> [Instructions to follow] Your response should contain every line from the data below that holds the string "Etiam".

> [Study material]
== Segment start ==

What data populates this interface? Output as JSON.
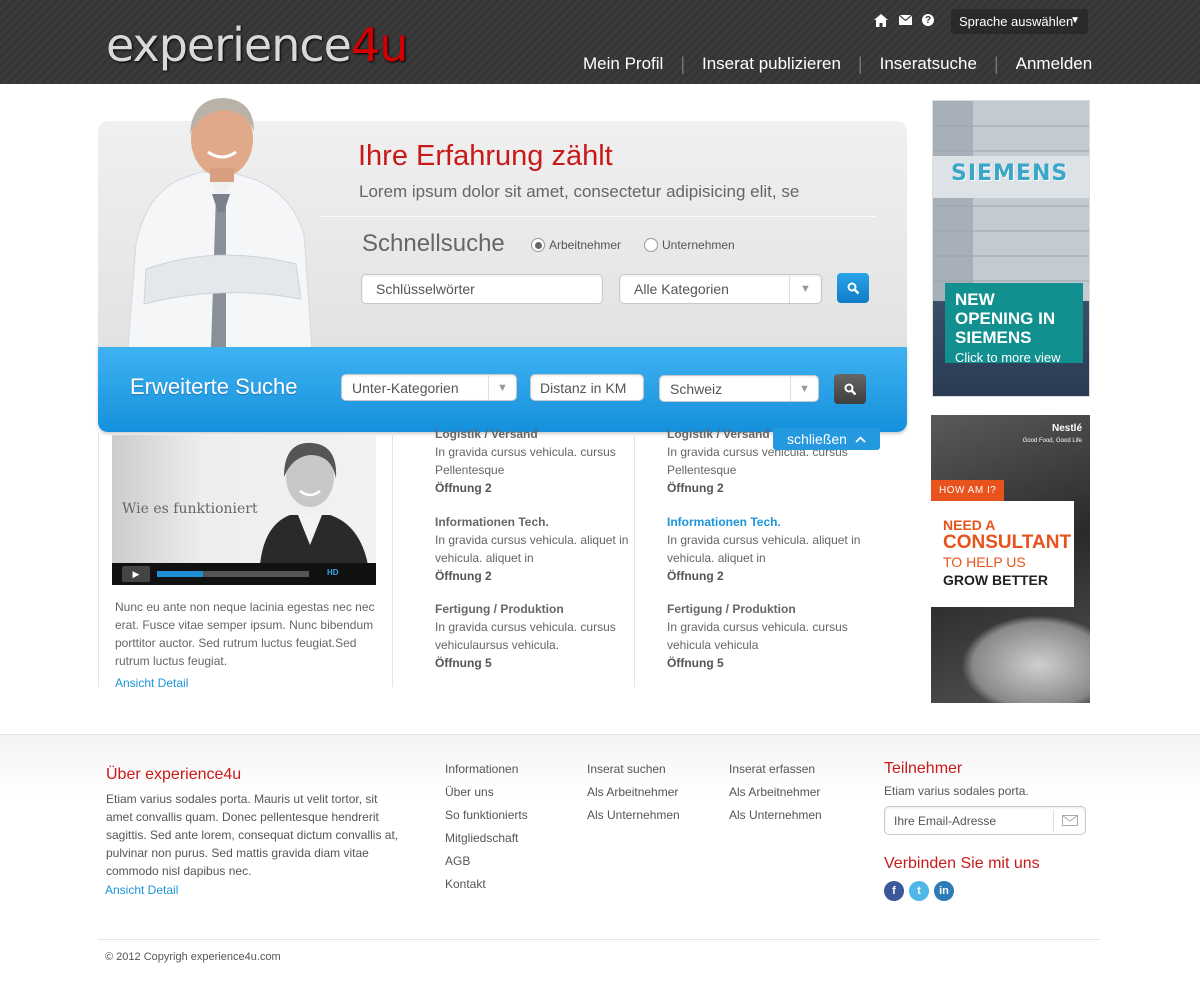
{
  "header": {
    "logo_part1": "experience",
    "logo_part2": "4u",
    "language_select": "Sprache auswählen",
    "nav": [
      "Mein Profil",
      "Inserat publizieren",
      "Inseratsuche",
      "Anmelden"
    ],
    "icons": [
      "home-icon",
      "mail-icon",
      "help-icon"
    ]
  },
  "hero": {
    "title": "Ihre Erfahrung zählt",
    "subtitle": "Lorem ipsum dolor sit amet, consectetur adipisicing elit, se",
    "quick_search_title": "Schnellsuche",
    "radio_options": [
      {
        "label": "Arbeitnehmer",
        "checked": true
      },
      {
        "label": "Unternehmen",
        "checked": false
      }
    ],
    "keywords_placeholder": "Schlüsselwörter",
    "category_select": "Alle Kategorien"
  },
  "advanced": {
    "title": "Erweiterte Suche",
    "subcategory_select": "Unter-Kategorien",
    "distance_placeholder": "Distanz in KM",
    "country_select": "Schweiz",
    "close_label": "schließen"
  },
  "intro": {
    "video_caption": "Wie es funktioniert",
    "video_badge": "HD",
    "video_progress": 0.3,
    "text": "Nunc eu ante non neque lacinia egestas nec nec erat. Fusce vitae semper ipsum. Nunc bibendum porttitor auctor. Sed rutrum luctus feugiat.Sed rutrum luctus feugiat.",
    "link": "Ansicht Detail"
  },
  "categories_left": [
    {
      "title": "Logistik / Versand",
      "text": "In gravida cursus vehicula. cursus Pellentesque",
      "openings": "Öffnung 2"
    },
    {
      "title": "Informationen Tech.",
      "text": "In gravida cursus vehicula. aliquet in vehicula. aliquet in",
      "openings": "Öffnung 2"
    },
    {
      "title": "Fertigung / Produktion",
      "text": "In gravida cursus vehicula. cursus vehiculaursus vehicula.",
      "openings": "Öffnung  5"
    }
  ],
  "categories_right": [
    {
      "title": "Logistik / Versand",
      "text": "In gravida cursus vehicula. cursus Pellentesque",
      "openings": "Öffnung 2"
    },
    {
      "title": "Informationen Tech.",
      "text": "In gravida cursus vehicula. aliquet in vehicula. aliquet in",
      "openings": "Öffnung 2"
    },
    {
      "title": "Fertigung / Produktion",
      "text": "In gravida cursus vehicula. cursus vehicula vehicula",
      "openings": "Öffnung  5"
    }
  ],
  "ads": {
    "ad1_sign": "SIEMENS",
    "ad1_headline": "NEW OPENING IN SIEMENS",
    "ad1_cta": "Click to more view",
    "ad2_brand": "Nestlé",
    "ad2_brand_tagline": "Good Food, Good Life",
    "ad2_tag": "HOW AM I?",
    "ad2_line1": "NEED A",
    "ad2_line2": "CONSULTANT",
    "ad2_line3": "TO HELP US",
    "ad2_line4": "GROW BETTER"
  },
  "footer": {
    "about_title": "Über experience4u",
    "about_text": "Etiam varius sodales porta. Mauris ut velit tortor, sit amet convallis quam. Donec pellentesque hendrerit sagittis. Sed ante lorem, consequat dictum convallis at, pulvinar non purus. Sed mattis gravida diam vitae commodo nisl dapibus nec.",
    "about_link": "Ansicht Detail",
    "links_col1": [
      "Informationen",
      "Über uns",
      "So funktionierts",
      "Mitgliedschaft",
      "AGB",
      "Kontakt"
    ],
    "links_col2": [
      "Inserat suchen",
      "Als Arbeitnehmer",
      "Als Unternehmen"
    ],
    "links_col3": [
      "Inserat erfassen",
      "Als Arbeitnehmer",
      "Als Unternehmen"
    ],
    "newsletter_title": "Teilnehmer",
    "newsletter_text": "Etiam varius sodales porta.",
    "email_placeholder": "Ihre Email-Adresse",
    "connect_title": "Verbinden Sie mit uns",
    "social": [
      {
        "icon": "facebook-icon",
        "glyph": "f",
        "color": "#3b5998"
      },
      {
        "icon": "twitter-icon",
        "glyph": "t",
        "color": "#4fb6e8"
      },
      {
        "icon": "linkedin-icon",
        "glyph": "in",
        "color": "#2e7bb5"
      }
    ],
    "copyright": "© 2012 Copyrigh experience4u.com"
  }
}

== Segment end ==

> [Result for this exercise]
    "about_text": "Etiam varius sodales porta. Mauris ut velit tortor, sit amet convallis quam. Donec pellentesque hendrerit sagittis. Sed ante lorem, consequat dictum convallis at, pulvinar non purus. Sed mattis gravida diam vitae commodo nisl dapibus nec.",
    "newsletter_text": "Etiam varius sodales porta.",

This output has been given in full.